WHAT THE TASK ASKS: Across the entries below, work out how many lines contain "star". Please give the number only.

┄┄┄┄┄┄

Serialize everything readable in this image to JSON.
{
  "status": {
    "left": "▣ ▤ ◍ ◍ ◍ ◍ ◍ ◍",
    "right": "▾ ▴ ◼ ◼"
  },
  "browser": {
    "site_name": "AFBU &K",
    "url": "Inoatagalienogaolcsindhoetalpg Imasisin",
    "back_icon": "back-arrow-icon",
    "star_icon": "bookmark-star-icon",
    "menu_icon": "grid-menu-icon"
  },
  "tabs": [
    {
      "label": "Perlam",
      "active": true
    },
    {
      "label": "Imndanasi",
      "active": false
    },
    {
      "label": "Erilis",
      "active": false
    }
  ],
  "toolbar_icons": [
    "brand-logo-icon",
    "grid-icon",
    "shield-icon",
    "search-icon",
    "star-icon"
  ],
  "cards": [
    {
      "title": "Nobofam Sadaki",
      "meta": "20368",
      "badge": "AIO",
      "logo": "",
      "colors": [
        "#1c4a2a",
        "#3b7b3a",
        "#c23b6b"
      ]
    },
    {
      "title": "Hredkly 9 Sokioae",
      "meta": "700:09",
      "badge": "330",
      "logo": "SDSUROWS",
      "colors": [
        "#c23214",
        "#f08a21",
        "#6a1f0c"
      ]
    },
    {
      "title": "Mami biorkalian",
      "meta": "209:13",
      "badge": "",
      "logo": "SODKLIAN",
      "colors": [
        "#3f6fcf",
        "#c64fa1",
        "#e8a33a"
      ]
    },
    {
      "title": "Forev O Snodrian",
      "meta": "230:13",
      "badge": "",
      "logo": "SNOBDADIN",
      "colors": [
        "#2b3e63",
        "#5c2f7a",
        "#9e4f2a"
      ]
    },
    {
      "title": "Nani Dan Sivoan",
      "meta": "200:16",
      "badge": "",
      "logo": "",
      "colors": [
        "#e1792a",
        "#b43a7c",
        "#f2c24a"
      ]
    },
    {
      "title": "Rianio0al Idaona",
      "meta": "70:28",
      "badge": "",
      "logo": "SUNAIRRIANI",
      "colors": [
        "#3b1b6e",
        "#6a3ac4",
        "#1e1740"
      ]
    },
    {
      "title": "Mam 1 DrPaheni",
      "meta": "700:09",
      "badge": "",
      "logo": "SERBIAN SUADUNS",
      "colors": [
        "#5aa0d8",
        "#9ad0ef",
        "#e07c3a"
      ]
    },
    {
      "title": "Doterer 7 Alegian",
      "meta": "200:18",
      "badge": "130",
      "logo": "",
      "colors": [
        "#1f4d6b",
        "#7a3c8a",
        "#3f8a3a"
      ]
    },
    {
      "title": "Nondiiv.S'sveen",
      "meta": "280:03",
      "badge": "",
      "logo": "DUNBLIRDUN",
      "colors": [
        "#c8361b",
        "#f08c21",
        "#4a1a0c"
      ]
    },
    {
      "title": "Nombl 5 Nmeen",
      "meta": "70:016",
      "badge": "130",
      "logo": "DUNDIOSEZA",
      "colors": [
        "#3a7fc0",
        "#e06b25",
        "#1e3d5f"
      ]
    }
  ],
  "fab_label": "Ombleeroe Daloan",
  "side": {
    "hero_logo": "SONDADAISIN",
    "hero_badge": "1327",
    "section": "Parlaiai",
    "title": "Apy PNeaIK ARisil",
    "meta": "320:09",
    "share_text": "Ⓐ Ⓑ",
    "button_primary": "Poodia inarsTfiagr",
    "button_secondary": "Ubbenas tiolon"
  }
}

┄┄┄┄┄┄

ANSWER SPACE: 2